» **Exercise brief**
Search the records for the word "title" and pick out every line that has it.

» **Task data**
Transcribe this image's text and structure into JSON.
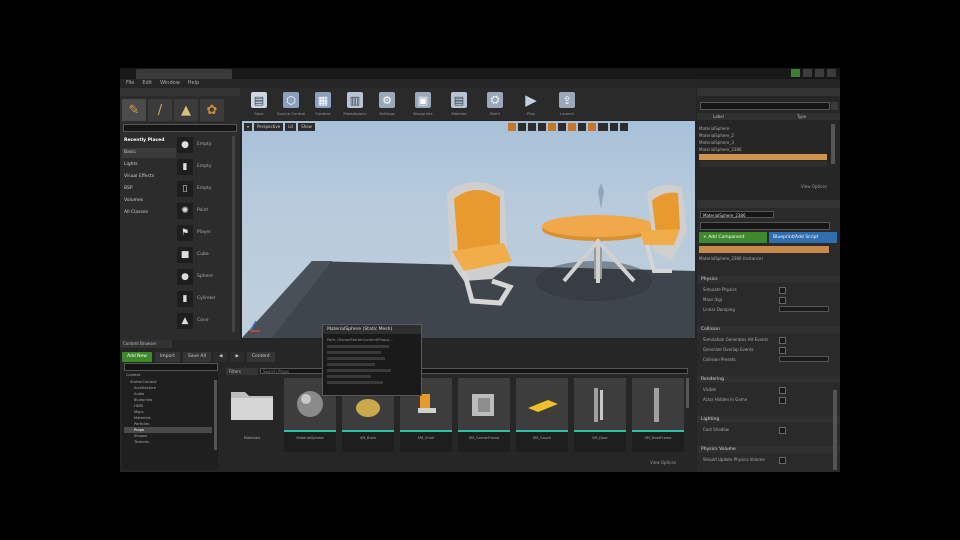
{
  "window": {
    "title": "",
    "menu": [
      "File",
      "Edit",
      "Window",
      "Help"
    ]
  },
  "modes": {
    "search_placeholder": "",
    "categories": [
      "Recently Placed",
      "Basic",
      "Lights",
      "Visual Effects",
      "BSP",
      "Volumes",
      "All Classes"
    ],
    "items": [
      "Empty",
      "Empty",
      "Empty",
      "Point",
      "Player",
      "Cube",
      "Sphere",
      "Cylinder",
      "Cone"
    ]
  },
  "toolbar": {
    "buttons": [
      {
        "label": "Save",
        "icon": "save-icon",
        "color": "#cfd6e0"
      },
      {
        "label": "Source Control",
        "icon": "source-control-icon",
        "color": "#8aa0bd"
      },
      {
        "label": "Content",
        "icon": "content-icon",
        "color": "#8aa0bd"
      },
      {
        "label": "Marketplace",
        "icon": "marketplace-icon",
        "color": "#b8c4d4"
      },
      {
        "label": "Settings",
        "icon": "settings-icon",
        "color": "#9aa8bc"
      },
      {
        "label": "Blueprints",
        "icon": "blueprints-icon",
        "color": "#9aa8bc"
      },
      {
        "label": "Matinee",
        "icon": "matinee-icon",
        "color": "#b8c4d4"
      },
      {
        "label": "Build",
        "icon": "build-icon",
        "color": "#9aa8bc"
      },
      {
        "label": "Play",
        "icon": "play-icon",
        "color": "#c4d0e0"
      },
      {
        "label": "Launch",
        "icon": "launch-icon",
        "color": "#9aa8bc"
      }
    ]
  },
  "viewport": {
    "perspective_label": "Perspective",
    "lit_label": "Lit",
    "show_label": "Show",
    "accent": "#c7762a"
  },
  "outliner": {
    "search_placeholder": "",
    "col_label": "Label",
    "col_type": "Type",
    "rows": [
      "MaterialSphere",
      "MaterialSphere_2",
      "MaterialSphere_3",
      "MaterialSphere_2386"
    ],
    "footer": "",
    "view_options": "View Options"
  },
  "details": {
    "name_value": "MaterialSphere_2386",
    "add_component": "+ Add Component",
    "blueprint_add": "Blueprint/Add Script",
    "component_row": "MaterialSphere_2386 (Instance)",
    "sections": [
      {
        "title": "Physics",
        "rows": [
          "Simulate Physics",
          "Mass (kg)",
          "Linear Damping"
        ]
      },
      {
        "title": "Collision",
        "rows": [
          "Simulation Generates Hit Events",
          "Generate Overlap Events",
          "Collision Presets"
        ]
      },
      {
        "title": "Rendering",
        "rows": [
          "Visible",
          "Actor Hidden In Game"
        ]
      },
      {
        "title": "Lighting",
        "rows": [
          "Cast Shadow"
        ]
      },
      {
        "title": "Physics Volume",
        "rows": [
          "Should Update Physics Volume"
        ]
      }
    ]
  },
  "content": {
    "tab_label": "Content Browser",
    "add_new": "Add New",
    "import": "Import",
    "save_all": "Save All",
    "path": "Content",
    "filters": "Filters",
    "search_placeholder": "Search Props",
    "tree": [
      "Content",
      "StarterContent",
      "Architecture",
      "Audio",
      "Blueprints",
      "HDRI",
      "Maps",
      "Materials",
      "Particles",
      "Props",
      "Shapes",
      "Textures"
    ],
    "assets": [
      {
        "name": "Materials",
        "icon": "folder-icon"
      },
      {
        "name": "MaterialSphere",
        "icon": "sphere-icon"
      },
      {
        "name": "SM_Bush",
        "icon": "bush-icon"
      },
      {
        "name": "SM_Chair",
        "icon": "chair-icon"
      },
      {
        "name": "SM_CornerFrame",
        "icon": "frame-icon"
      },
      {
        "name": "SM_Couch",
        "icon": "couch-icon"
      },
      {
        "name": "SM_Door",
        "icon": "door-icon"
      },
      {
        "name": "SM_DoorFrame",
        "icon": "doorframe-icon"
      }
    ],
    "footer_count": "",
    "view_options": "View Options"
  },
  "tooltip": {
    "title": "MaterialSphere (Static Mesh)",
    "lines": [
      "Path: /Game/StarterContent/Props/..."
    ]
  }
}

» **Task output**
    "title": "",
        "title": "Physics",
        "title": "Collision",
        "title": "Rendering",
        "title": "Lighting",
        "title": "Physics Volume",
    "title": "MaterialSphere (Static Mesh)",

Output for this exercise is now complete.